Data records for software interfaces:
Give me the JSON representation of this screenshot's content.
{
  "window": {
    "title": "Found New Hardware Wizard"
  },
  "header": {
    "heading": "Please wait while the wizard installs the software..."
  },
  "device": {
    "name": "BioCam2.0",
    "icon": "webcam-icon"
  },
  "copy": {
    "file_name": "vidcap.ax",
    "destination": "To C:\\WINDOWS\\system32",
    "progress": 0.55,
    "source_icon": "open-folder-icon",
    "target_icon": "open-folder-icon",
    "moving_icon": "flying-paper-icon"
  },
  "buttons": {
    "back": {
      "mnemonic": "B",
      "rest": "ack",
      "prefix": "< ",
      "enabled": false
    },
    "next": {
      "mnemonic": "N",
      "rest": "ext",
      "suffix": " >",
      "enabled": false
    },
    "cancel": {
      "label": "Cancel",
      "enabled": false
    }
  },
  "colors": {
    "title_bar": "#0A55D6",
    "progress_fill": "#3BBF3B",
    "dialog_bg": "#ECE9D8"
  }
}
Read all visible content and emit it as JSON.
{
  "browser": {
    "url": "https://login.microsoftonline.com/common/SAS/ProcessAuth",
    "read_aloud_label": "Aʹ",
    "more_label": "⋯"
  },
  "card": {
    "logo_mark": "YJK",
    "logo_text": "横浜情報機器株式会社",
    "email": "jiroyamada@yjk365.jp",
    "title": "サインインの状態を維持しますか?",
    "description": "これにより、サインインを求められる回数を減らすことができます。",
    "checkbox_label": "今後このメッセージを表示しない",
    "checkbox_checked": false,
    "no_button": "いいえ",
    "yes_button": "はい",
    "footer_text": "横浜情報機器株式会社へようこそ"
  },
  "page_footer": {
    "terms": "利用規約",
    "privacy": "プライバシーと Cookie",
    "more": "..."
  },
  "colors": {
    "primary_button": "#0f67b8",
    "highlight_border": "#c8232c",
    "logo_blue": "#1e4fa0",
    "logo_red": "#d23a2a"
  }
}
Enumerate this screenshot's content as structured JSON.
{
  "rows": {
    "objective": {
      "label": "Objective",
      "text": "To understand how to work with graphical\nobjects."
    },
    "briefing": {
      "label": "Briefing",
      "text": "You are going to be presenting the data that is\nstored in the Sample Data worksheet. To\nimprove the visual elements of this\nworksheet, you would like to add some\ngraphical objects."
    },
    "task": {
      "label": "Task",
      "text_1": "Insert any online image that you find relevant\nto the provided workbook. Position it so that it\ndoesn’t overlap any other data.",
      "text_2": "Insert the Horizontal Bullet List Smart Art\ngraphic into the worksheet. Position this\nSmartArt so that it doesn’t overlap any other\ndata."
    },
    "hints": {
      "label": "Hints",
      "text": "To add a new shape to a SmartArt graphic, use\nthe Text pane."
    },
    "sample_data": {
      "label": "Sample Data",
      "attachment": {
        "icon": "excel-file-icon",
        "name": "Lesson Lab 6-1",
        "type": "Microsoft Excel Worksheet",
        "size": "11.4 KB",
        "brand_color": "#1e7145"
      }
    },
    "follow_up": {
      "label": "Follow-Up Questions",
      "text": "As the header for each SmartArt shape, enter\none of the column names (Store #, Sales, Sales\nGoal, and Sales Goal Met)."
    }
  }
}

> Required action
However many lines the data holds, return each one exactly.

> Exercise solution
Give me the JSON representation of this screenshot's content.
{
  "window": {
    "title": "Found New Hardware Wizard"
  },
  "header": {
    "heading": "Please wait while the wizard installs the software..."
  },
  "device": {
    "name": "BioCam2.0",
    "icon": "webcam-icon"
  },
  "copy": {
    "file_name": "vidcap.ax",
    "destination": "To C:\\WINDOWS\\system32",
    "progress": 0.55,
    "source_icon": "open-folder-icon",
    "target_icon": "open-folder-icon",
    "moving_icon": "flying-paper-icon"
  },
  "buttons": {
    "back": {
      "mnemonic": "B",
      "rest": "ack",
      "prefix": "< ",
      "enabled": false
    },
    "next": {
      "mnemonic": "N",
      "rest": "ext",
      "suffix": " >",
      "enabled": false
    },
    "cancel": {
      "label": "Cancel",
      "enabled": false
    }
  },
  "colors": {
    "title_bar": "#0A55D6",
    "progress_fill": "#3BBF3B",
    "dialog_bg": "#ECE9D8"
  }
}
Read all visible content and emit it as JSON.
{
  "browser": {
    "url": "https://login.microsoftonline.com/common/SAS/ProcessAuth",
    "read_aloud_label": "Aʹ",
    "more_label": "⋯"
  },
  "card": {
    "logo_mark": "YJK",
    "logo_text": "横浜情報機器株式会社",
    "email": "jiroyamada@yjk365.jp",
    "title": "サインインの状態を維持しますか?",
    "description": "これにより、サインインを求められる回数を減らすことができます。",
    "checkbox_label": "今後このメッセージを表示しない",
    "checkbox_checked": false,
    "no_button": "いいえ",
    "yes_button": "はい",
    "footer_text": "横浜情報機器株式会社へようこそ"
  },
  "page_footer": {
    "terms": "利用規約",
    "privacy": "プライバシーと Cookie",
    "more": "..."
  },
  "colors": {
    "primary_button": "#0f67b8",
    "highlight_border": "#c8232c",
    "logo_blue": "#1e4fa0",
    "logo_red": "#d23a2a"
  }
}
Enumerate this screenshot's content as structured JSON.
{
  "rows": {
    "objective": {
      "label": "Objective",
      "text": "To understand how to work with graphical\nobjects."
    },
    "briefing": {
      "label": "Briefing",
      "text": "You are going to be presenting the data that is\nstored in the Sample Data worksheet. To\nimprove the visual elements of this\nworksheet, you would like to add some\ngraphical objects."
    },
    "task": {
      "label": "Task",
      "text_1": "Insert any online image that you find relevant\nto the provided workbook. Position it so that it\ndoesn’t overlap any other data.",
      "text_2": "Insert the Horizontal Bullet List Smart Art\ngraphic into the worksheet. Position this\nSmartArt so that it doesn’t overlap any other\ndata."
    },
    "hints": {
      "label": "Hints",
      "text": "To add a new shape to a SmartArt graphic, use\nthe Text pane."
    },
    "sample_data": {
      "label": "Sample Data",
      "attachment": {
        "icon": "excel-file-icon",
        "name": "Lesson Lab 6-1",
        "type": "Microsoft Excel Worksheet",
        "size": "11.4 KB",
        "brand_color": "#1e7145"
      }
    },
    "follow_up": {
      "label": "Follow-Up Questions",
      "text": "As the header for each SmartArt shape, enter\none of the column names (Store #, Sales, Sales\nGoal, and Sales Goal Met)."
    }
  }
}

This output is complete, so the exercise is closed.